### What this task involves
Will you give every entry again exactly as it stands?

### Extracted data

******************************

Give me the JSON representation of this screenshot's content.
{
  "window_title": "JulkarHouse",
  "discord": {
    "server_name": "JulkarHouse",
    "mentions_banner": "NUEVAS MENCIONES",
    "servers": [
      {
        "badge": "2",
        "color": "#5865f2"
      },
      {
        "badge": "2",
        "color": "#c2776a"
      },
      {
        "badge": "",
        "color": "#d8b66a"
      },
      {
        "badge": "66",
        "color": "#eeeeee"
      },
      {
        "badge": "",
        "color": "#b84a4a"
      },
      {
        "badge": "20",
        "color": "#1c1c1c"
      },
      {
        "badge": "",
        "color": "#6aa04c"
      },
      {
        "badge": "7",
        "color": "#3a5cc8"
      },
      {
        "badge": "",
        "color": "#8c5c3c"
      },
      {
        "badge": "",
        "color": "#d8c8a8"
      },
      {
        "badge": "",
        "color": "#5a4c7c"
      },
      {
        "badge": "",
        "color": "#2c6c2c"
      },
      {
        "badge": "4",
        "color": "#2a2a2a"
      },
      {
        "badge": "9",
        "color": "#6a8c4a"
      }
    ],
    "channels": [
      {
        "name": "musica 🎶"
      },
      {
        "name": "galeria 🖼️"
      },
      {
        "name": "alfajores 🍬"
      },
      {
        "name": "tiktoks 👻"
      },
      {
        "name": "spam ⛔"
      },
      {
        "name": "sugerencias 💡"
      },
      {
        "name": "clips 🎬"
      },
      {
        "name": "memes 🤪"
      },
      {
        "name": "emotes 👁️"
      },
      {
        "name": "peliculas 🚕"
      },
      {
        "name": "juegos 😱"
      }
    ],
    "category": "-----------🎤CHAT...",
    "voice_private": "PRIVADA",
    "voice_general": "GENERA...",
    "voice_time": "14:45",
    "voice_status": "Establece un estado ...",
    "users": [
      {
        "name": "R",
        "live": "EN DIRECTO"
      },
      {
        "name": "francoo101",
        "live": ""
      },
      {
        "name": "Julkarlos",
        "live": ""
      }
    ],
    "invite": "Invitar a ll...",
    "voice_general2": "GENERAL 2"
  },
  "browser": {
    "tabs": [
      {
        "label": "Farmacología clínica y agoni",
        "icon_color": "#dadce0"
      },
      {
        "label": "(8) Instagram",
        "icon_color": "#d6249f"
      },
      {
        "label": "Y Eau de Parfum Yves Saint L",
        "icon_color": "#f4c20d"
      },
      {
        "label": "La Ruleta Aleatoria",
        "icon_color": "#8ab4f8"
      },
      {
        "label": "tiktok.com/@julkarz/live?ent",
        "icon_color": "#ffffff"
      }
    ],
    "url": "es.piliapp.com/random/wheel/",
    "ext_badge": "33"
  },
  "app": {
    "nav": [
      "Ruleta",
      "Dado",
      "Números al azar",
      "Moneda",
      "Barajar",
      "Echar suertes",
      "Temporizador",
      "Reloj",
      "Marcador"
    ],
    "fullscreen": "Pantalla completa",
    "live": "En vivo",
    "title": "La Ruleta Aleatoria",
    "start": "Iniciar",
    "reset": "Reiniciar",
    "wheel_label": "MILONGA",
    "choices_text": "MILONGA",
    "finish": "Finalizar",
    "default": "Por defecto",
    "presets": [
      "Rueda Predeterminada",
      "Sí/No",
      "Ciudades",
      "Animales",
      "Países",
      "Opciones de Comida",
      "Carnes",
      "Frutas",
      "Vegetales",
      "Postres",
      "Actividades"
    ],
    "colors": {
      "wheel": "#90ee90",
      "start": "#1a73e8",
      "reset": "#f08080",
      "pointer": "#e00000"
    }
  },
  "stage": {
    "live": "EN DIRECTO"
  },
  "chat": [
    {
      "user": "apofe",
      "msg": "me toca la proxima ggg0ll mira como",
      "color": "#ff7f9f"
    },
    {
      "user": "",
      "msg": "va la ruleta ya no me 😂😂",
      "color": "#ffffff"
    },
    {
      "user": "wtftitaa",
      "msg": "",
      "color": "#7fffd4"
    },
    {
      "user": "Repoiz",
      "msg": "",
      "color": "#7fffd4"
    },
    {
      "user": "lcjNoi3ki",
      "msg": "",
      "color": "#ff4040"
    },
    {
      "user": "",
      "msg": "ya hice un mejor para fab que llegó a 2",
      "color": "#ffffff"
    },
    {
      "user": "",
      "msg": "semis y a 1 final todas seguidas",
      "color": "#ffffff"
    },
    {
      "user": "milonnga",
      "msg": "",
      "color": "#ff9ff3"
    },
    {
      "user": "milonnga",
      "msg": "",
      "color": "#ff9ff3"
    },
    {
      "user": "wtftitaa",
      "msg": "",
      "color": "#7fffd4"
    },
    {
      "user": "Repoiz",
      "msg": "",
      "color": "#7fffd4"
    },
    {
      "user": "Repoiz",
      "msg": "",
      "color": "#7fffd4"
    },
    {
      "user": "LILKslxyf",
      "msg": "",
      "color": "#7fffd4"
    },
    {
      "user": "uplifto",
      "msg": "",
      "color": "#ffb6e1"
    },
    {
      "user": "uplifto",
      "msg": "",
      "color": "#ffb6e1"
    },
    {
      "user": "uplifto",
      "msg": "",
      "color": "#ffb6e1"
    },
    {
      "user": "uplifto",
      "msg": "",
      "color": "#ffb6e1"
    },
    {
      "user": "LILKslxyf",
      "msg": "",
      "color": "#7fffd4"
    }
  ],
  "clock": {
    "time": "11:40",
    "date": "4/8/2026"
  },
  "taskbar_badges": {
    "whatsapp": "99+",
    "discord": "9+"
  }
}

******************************

### Solution to this problem
Give me the JSON representation of this screenshot's content.
{
  "window_title": "JulkarHouse",
  "discord": {
    "server_name": "JulkarHouse",
    "mentions_banner": "NUEVAS MENCIONES",
    "servers": [
      {
        "badge": "2",
        "color": "#5865f2"
      },
      {
        "badge": "2",
        "color": "#c2776a"
      },
      {
        "badge": "",
        "color": "#d8b66a"
      },
      {
        "badge": "66",
        "color": "#eeeeee"
      },
      {
        "badge": "",
        "color": "#b84a4a"
      },
      {
        "badge": "20",
        "color": "#1c1c1c"
      },
      {
        "badge": "",
        "color": "#6aa04c"
      },
      {
        "badge": "7",
        "color": "#3a5cc8"
      },
      {
        "badge": "",
        "color": "#8c5c3c"
      },
      {
        "badge": "",
        "color": "#d8c8a8"
      },
      {
        "badge": "",
        "color": "#5a4c7c"
      },
      {
        "badge": "",
        "color": "#2c6c2c"
      },
      {
        "badge": "4",
        "color": "#2a2a2a"
      },
      {
        "badge": "9",
        "color": "#6a8c4a"
      }
    ],
    "channels": [
      {
        "name": "musica 🎶"
      },
      {
        "name": "galeria 🖼️"
      },
      {
        "name": "alfajores 🍬"
      },
      {
        "name": "tiktoks 👻"
      },
      {
        "name": "spam ⛔"
      },
      {
        "name": "sugerencias 💡"
      },
      {
        "name": "clips 🎬"
      },
      {
        "name": "memes 🤪"
      },
      {
        "name": "emotes 👁️"
      },
      {
        "name": "peliculas 🚕"
      },
      {
        "name": "juegos 😱"
      }
    ],
    "category": "-----------🎤CHAT...",
    "voice_private": "PRIVADA",
    "voice_general": "GENERA...",
    "voice_time": "14:45",
    "voice_status": "Establece un estado ...",
    "users": [
      {
        "name": "R",
        "live": "EN DIRECTO"
      },
      {
        "name": "francoo101",
        "live": ""
      },
      {
        "name": "Julkarlos",
        "live": ""
      }
    ],
    "invite": "Invitar a ll...",
    "voice_general2": "GENERAL 2"
  },
  "browser": {
    "tabs": [
      {
        "label": "Farmacología clínica y agoni",
        "icon_color": "#dadce0"
      },
      {
        "label": "(8) Instagram",
        "icon_color": "#d6249f"
      },
      {
        "label": "Y Eau de Parfum Yves Saint L",
        "icon_color": "#f4c20d"
      },
      {
        "label": "La Ruleta Aleatoria",
        "icon_color": "#8ab4f8"
      },
      {
        "label": "tiktok.com/@julkarz/live?ent",
        "icon_color": "#ffffff"
      }
    ],
    "url": "es.piliapp.com/random/wheel/",
    "ext_badge": "33"
  },
  "app": {
    "nav": [
      "Ruleta",
      "Dado",
      "Números al azar",
      "Moneda",
      "Barajar",
      "Echar suertes",
      "Temporizador",
      "Reloj",
      "Marcador"
    ],
    "fullscreen": "Pantalla completa",
    "live": "En vivo",
    "title": "La Ruleta Aleatoria",
    "start": "Iniciar",
    "reset": "Reiniciar",
    "wheel_label": "MILONGA",
    "choices_text": "MILONGA",
    "finish": "Finalizar",
    "default": "Por defecto",
    "presets": [
      "Rueda Predeterminada",
      "Sí/No",
      "Ciudades",
      "Animales",
      "Países",
      "Opciones de Comida",
      "Carnes",
      "Frutas",
      "Vegetales",
      "Postres",
      "Actividades"
    ],
    "colors": {
      "wheel": "#90ee90",
      "start": "#1a73e8",
      "reset": "#f08080",
      "pointer": "#e00000"
    }
  },
  "stage": {
    "live": "EN DIRECTO"
  },
  "chat": [
    {
      "user": "apofe",
      "msg": "me toca la proxima ggg0ll mira como",
      "color": "#ff7f9f"
    },
    {
      "user": "",
      "msg": "va la ruleta ya no me 😂😂",
      "color": "#ffffff"
    },
    {
      "user": "wtftitaa",
      "msg": "",
      "color": "#7fffd4"
    },
    {
      "user": "Repoiz",
      "msg": "",
      "color": "#7fffd4"
    },
    {
      "user": "lcjNoi3ki",
      "msg": "",
      "color": "#ff4040"
    },
    {
      "user": "",
      "msg": "ya hice un mejor para fab que llegó a 2",
      "color": "#ffffff"
    },
    {
      "user": "",
      "msg": "semis y a 1 final todas seguidas",
      "color": "#ffffff"
    },
    {
      "user": "milonnga",
      "msg": "",
      "color": "#ff9ff3"
    },
    {
      "user": "milonnga",
      "msg": "",
      "color": "#ff9ff3"
    },
    {
      "user": "wtftitaa",
      "msg": "",
      "color": "#7fffd4"
    },
    {
      "user": "Repoiz",
      "msg": "",
      "color": "#7fffd4"
    },
    {
      "user": "Repoiz",
      "msg": "",
      "color": "#7fffd4"
    },
    {
      "user": "LILKslxyf",
      "msg": "",
      "color": "#7fffd4"
    },
    {
      "user": "uplifto",
      "msg": "",
      "color": "#ffb6e1"
    },
    {
      "user": "uplifto",
      "msg": "",
      "color": "#ffb6e1"
    },
    {
      "user": "uplifto",
      "msg": "",
      "color": "#ffb6e1"
    },
    {
      "user": "uplifto",
      "msg": "",
      "color": "#ffb6e1"
    },
    {
      "user": "LILKslxyf",
      "msg": "",
      "color": "#7fffd4"
    }
  ],
  "clock": {
    "time": "11:40",
    "date": "4/8/2026"
  },
  "taskbar_badges": {
    "whatsapp": "99+",
    "discord": "9+"
  }
}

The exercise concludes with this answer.